* TASK DIRECTIONS *
Bring together copies of the lines in the data below that contain the word "Plans".

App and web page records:
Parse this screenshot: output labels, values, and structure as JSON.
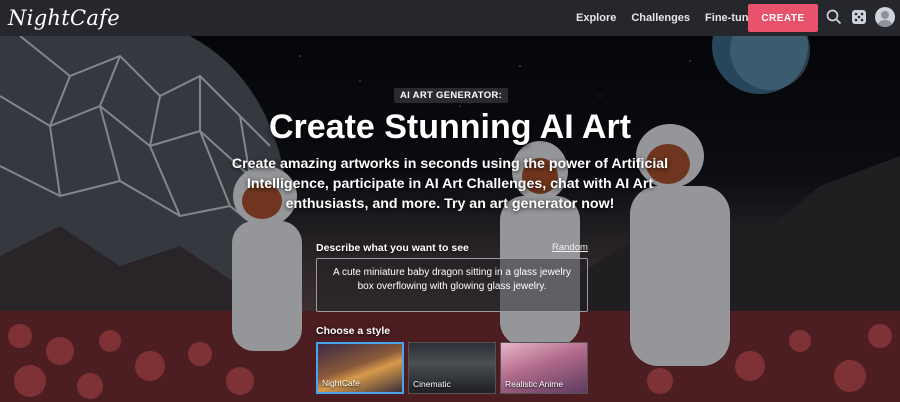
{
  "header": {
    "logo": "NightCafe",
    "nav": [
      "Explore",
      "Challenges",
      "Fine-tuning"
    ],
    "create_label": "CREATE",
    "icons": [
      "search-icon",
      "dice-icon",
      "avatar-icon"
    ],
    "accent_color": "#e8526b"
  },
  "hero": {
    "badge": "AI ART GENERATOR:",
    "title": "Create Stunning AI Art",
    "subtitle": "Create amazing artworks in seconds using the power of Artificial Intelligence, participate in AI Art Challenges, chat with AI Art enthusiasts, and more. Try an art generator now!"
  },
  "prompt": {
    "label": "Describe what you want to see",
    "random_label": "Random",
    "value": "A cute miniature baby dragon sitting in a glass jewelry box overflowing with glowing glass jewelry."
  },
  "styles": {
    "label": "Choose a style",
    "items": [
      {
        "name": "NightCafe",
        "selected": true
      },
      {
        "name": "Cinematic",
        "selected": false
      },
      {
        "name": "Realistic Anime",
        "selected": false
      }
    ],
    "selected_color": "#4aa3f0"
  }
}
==
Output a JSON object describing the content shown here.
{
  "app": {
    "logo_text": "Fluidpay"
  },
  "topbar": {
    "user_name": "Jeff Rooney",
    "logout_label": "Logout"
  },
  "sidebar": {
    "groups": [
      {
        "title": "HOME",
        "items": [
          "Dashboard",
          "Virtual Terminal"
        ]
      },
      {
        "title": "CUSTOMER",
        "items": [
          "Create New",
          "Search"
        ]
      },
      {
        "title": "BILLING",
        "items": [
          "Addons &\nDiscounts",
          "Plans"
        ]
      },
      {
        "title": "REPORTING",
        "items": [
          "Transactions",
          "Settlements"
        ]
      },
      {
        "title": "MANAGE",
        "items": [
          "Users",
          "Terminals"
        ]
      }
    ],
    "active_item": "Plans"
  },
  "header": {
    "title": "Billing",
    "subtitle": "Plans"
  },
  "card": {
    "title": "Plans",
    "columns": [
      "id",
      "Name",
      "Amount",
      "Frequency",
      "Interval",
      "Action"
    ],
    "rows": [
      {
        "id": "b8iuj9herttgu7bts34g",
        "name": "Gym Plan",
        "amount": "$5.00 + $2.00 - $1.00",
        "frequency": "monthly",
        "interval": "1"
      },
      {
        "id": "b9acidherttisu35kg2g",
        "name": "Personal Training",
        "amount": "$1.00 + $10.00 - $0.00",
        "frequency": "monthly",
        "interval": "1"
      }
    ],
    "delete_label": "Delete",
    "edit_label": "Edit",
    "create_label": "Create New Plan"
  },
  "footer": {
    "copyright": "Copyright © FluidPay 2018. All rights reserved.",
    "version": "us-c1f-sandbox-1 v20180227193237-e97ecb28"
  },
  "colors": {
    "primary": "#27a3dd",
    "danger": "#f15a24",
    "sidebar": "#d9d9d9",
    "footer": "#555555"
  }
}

* YOUR SOLUTION *
          "Plans"
    "active_item": "Plans"
    "subtitle": "Plans"
    "title": "Plans",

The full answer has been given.